[How to complete this task]: Quote the whole listing verbatim.

============

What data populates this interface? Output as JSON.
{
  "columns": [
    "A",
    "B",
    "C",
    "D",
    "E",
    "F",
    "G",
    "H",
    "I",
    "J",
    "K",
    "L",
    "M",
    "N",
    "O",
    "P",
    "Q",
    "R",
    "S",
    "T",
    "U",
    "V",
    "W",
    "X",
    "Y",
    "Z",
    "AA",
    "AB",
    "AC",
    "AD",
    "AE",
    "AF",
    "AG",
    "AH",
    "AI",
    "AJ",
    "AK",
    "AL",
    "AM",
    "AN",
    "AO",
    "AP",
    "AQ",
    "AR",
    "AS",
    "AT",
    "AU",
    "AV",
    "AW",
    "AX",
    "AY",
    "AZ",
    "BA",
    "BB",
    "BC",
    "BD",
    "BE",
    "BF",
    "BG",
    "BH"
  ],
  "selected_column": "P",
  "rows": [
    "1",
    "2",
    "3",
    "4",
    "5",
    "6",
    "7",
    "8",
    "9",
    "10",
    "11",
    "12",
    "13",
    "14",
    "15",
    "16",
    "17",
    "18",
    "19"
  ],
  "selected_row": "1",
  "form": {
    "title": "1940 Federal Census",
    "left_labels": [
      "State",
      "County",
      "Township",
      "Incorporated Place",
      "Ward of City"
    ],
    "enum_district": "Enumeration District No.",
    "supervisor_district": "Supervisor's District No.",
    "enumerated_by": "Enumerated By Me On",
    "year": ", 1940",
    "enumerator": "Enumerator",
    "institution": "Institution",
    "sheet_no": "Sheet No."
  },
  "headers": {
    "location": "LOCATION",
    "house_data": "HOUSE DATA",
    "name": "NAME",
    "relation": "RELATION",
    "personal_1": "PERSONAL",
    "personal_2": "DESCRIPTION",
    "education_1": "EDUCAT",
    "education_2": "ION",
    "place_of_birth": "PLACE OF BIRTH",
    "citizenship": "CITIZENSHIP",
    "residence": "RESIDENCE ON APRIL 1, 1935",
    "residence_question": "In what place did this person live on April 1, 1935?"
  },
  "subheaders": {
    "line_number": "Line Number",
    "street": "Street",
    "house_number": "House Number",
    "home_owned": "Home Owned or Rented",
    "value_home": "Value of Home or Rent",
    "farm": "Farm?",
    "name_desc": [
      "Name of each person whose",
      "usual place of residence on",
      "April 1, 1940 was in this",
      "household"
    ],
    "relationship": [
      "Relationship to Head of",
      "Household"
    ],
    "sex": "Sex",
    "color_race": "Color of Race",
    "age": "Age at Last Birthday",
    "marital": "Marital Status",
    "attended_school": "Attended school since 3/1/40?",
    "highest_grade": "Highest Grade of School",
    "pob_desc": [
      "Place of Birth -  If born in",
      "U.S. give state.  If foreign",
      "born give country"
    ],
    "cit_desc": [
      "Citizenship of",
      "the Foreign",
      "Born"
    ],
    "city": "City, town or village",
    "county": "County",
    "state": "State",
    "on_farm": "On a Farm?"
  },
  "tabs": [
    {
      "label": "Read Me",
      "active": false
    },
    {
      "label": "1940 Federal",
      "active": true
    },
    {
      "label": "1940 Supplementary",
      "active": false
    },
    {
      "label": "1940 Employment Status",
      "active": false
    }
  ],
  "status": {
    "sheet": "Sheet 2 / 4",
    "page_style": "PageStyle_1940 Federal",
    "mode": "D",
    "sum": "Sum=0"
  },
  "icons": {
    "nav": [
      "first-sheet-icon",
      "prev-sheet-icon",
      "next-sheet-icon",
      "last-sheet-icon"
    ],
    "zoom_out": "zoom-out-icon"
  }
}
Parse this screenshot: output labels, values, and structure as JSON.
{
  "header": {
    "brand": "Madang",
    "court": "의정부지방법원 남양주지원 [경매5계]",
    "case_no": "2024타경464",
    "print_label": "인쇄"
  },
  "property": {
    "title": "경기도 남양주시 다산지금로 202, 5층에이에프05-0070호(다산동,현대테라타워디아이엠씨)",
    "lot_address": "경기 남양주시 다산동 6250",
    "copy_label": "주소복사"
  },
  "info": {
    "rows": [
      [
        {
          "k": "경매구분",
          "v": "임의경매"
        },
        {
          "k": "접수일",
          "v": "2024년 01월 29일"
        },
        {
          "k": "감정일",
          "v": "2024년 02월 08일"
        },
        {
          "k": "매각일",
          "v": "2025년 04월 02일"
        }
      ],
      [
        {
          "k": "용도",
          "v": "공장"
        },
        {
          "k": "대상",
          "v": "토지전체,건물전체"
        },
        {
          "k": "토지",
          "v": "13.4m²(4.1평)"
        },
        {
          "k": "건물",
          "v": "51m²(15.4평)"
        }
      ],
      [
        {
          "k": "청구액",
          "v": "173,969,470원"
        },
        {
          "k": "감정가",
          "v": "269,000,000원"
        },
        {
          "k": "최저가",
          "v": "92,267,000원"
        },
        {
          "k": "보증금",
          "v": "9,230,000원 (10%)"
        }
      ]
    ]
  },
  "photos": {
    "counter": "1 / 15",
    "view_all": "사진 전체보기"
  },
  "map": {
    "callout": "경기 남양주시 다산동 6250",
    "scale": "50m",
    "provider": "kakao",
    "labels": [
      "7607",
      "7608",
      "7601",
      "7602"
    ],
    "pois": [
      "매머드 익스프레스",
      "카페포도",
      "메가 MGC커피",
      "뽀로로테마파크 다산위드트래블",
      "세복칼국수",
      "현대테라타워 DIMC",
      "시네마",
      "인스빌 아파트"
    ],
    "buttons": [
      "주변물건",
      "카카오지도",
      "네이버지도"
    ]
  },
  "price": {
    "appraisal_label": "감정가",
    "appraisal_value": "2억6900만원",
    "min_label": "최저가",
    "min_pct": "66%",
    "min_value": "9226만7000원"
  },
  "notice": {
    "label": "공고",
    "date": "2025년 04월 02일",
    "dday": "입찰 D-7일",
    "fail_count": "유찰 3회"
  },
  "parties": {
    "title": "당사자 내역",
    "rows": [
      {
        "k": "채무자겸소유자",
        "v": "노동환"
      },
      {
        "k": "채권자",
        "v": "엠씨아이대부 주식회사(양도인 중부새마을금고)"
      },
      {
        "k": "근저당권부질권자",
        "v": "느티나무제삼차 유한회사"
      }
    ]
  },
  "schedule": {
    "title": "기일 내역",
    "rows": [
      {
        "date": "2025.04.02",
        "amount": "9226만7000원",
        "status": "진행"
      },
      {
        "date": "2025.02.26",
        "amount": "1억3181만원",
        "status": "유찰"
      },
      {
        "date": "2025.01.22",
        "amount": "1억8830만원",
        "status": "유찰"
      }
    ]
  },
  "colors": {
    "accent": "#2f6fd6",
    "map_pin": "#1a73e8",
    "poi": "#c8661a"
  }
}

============

[Written solution]:
What data populates this interface? Output as JSON.
{
  "columns": [
    "A",
    "B",
    "C",
    "D",
    "E",
    "F",
    "G",
    "H",
    "I",
    "J",
    "K",
    "L",
    "M",
    "N",
    "O",
    "P",
    "Q",
    "R",
    "S",
    "T",
    "U",
    "V",
    "W",
    "X",
    "Y",
    "Z",
    "AA",
    "AB",
    "AC",
    "AD",
    "AE",
    "AF",
    "AG",
    "AH",
    "AI",
    "AJ",
    "AK",
    "AL",
    "AM",
    "AN",
    "AO",
    "AP",
    "AQ",
    "AR",
    "AS",
    "AT",
    "AU",
    "AV",
    "AW",
    "AX",
    "AY",
    "AZ",
    "BA",
    "BB",
    "BC",
    "BD",
    "BE",
    "BF",
    "BG",
    "BH"
  ],
  "selected_column": "P",
  "rows": [
    "1",
    "2",
    "3",
    "4",
    "5",
    "6",
    "7",
    "8",
    "9",
    "10",
    "11",
    "12",
    "13",
    "14",
    "15",
    "16",
    "17",
    "18",
    "19"
  ],
  "selected_row": "1",
  "form": {
    "title": "1940 Federal Census",
    "left_labels": [
      "State",
      "County",
      "Township",
      "Incorporated Place",
      "Ward of City"
    ],
    "enum_district": "Enumeration District No.",
    "supervisor_district": "Supervisor's District No.",
    "enumerated_by": "Enumerated By Me On",
    "year": ", 1940",
    "enumerator": "Enumerator",
    "institution": "Institution",
    "sheet_no": "Sheet No."
  },
  "headers": {
    "location": "LOCATION",
    "house_data": "HOUSE DATA",
    "name": "NAME",
    "relation": "RELATION",
    "personal_1": "PERSONAL",
    "personal_2": "DESCRIPTION",
    "education_1": "EDUCAT",
    "education_2": "ION",
    "place_of_birth": "PLACE OF BIRTH",
    "citizenship": "CITIZENSHIP",
    "residence": "RESIDENCE ON APRIL 1, 1935",
    "residence_question": "In what place did this person live on April 1, 1935?"
  },
  "subheaders": {
    "line_number": "Line Number",
    "street": "Street",
    "house_number": "House Number",
    "home_owned": "Home Owned or Rented",
    "value_home": "Value of Home or Rent",
    "farm": "Farm?",
    "name_desc": [
      "Name of each person whose",
      "usual place of residence on",
      "April 1, 1940 was in this",
      "household"
    ],
    "relationship": [
      "Relationship to Head of",
      "Household"
    ],
    "sex": "Sex",
    "color_race": "Color of Race",
    "age": "Age at Last Birthday",
    "marital": "Marital Status",
    "attended_school": "Attended school since 3/1/40?",
    "highest_grade": "Highest Grade of School",
    "pob_desc": [
      "Place of Birth -  If born in",
      "U.S. give state.  If foreign",
      "born give country"
    ],
    "cit_desc": [
      "Citizenship of",
      "the Foreign",
      "Born"
    ],
    "city": "City, town or village",
    "county": "County",
    "state": "State",
    "on_farm": "On a Farm?"
  },
  "tabs": [
    {
      "label": "Read Me",
      "active": false
    },
    {
      "label": "1940 Federal",
      "active": true
    },
    {
      "label": "1940 Supplementary",
      "active": false
    },
    {
      "label": "1940 Employment Status",
      "active": false
    }
  ],
  "status": {
    "sheet": "Sheet 2 / 4",
    "page_style": "PageStyle_1940 Federal",
    "mode": "D",
    "sum": "Sum=0"
  },
  "icons": {
    "nav": [
      "first-sheet-icon",
      "prev-sheet-icon",
      "next-sheet-icon",
      "last-sheet-icon"
    ],
    "zoom_out": "zoom-out-icon"
  }
}
Parse this screenshot: output labels, values, and structure as JSON.
{
  "header": {
    "brand": "Madang",
    "court": "의정부지방법원 남양주지원 [경매5계]",
    "case_no": "2024타경464",
    "print_label": "인쇄"
  },
  "property": {
    "title": "경기도 남양주시 다산지금로 202, 5층에이에프05-0070호(다산동,현대테라타워디아이엠씨)",
    "lot_address": "경기 남양주시 다산동 6250",
    "copy_label": "주소복사"
  },
  "info": {
    "rows": [
      [
        {
          "k": "경매구분",
          "v": "임의경매"
        },
        {
          "k": "접수일",
          "v": "2024년 01월 29일"
        },
        {
          "k": "감정일",
          "v": "2024년 02월 08일"
        },
        {
          "k": "매각일",
          "v": "2025년 04월 02일"
        }
      ],
      [
        {
          "k": "용도",
          "v": "공장"
        },
        {
          "k": "대상",
          "v": "토지전체,건물전체"
        },
        {
          "k": "토지",
          "v": "13.4m²(4.1평)"
        },
        {
          "k": "건물",
          "v": "51m²(15.4평)"
        }
      ],
      [
        {
          "k": "청구액",
          "v": "173,969,470원"
        },
        {
          "k": "감정가",
          "v": "269,000,000원"
        },
        {
          "k": "최저가",
          "v": "92,267,000원"
        },
        {
          "k": "보증금",
          "v": "9,230,000원 (10%)"
        }
      ]
    ]
  },
  "photos": {
    "counter": "1 / 15",
    "view_all": "사진 전체보기"
  },
  "map": {
    "callout": "경기 남양주시 다산동 6250",
    "scale": "50m",
    "provider": "kakao",
    "labels": [
      "7607",
      "7608",
      "7601",
      "7602"
    ],
    "pois": [
      "매머드 익스프레스",
      "카페포도",
      "메가 MGC커피",
      "뽀로로테마파크 다산위드트래블",
      "세복칼국수",
      "현대테라타워 DIMC",
      "시네마",
      "인스빌 아파트"
    ],
    "buttons": [
      "주변물건",
      "카카오지도",
      "네이버지도"
    ]
  },
  "price": {
    "appraisal_label": "감정가",
    "appraisal_value": "2억6900만원",
    "min_label": "최저가",
    "min_pct": "66%",
    "min_value": "9226만7000원"
  },
  "notice": {
    "label": "공고",
    "date": "2025년 04월 02일",
    "dday": "입찰 D-7일",
    "fail_count": "유찰 3회"
  },
  "parties": {
    "title": "당사자 내역",
    "rows": [
      {
        "k": "채무자겸소유자",
        "v": "노동환"
      },
      {
        "k": "채권자",
        "v": "엠씨아이대부 주식회사(양도인 중부새마을금고)"
      },
      {
        "k": "근저당권부질권자",
        "v": "느티나무제삼차 유한회사"
      }
    ]
  },
  "schedule": {
    "title": "기일 내역",
    "rows": [
      {
        "date": "2025.04.02",
        "amount": "9226만7000원",
        "status": "진행"
      },
      {
        "date": "2025.02.26",
        "amount": "1억3181만원",
        "status": "유찰"
      },
      {
        "date": "2025.01.22",
        "amount": "1억8830만원",
        "status": "유찰"
      }
    ]
  },
  "colors": {
    "accent": "#2f6fd6",
    "map_pin": "#1a73e8",
    "poi": "#c8661a"
  }
}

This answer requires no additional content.